▸ Data for this exercise
== == ==

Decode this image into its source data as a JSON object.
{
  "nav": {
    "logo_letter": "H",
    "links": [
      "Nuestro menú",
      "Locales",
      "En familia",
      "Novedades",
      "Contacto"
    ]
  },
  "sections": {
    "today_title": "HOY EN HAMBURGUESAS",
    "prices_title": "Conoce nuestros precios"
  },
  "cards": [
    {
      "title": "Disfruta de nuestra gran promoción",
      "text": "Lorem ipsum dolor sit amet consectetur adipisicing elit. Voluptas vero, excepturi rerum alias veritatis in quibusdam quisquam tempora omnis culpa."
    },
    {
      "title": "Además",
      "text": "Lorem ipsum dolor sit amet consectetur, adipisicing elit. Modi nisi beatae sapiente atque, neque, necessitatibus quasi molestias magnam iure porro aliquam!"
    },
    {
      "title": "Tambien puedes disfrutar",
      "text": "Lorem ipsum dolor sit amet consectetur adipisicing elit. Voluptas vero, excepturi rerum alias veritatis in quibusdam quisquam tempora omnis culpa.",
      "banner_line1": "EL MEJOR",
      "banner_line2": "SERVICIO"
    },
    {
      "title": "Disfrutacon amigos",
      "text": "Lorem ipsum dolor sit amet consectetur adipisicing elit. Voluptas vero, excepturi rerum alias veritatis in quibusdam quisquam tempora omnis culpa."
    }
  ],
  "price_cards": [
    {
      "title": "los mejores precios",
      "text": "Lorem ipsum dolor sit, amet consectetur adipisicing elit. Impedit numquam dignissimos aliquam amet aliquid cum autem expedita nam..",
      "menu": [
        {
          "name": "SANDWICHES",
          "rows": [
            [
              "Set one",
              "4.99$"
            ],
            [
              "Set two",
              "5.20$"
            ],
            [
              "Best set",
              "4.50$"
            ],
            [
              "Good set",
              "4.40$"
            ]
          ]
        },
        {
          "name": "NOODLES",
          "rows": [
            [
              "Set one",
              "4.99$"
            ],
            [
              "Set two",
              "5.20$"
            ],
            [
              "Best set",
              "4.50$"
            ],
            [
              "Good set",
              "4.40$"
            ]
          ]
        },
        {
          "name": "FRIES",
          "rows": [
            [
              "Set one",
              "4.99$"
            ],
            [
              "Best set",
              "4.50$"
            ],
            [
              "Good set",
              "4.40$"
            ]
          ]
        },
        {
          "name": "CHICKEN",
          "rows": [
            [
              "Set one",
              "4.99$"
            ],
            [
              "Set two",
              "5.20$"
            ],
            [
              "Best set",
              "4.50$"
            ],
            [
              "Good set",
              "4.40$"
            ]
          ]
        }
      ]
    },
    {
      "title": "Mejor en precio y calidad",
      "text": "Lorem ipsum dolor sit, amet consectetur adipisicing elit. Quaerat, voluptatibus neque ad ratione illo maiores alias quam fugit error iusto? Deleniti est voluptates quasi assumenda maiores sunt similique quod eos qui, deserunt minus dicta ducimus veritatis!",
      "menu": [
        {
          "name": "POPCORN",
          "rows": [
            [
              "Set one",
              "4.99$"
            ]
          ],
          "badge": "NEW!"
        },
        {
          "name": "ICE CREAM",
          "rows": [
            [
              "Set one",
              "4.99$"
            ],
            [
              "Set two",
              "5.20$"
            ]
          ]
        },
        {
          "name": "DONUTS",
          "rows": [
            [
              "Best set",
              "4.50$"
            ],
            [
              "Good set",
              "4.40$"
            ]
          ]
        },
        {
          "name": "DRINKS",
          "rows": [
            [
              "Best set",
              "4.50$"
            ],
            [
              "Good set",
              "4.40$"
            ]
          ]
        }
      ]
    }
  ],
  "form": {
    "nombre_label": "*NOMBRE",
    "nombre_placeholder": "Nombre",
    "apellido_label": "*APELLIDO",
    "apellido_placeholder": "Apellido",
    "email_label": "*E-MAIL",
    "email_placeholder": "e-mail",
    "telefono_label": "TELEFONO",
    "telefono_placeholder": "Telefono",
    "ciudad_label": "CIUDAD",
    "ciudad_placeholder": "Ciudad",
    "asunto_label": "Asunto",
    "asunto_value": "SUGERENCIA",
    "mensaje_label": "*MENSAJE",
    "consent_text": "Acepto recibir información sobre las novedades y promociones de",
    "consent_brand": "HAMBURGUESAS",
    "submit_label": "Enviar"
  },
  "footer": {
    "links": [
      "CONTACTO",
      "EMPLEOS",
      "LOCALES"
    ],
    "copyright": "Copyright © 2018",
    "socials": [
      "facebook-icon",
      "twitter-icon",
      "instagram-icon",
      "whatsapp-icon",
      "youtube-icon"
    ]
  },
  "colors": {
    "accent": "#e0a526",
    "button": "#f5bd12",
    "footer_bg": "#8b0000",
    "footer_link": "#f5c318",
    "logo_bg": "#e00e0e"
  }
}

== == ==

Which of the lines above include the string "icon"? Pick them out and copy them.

      "facebook-icon",
      "twitter-icon",
      "instagram-icon",
      "whatsapp-icon",
      "youtube-icon"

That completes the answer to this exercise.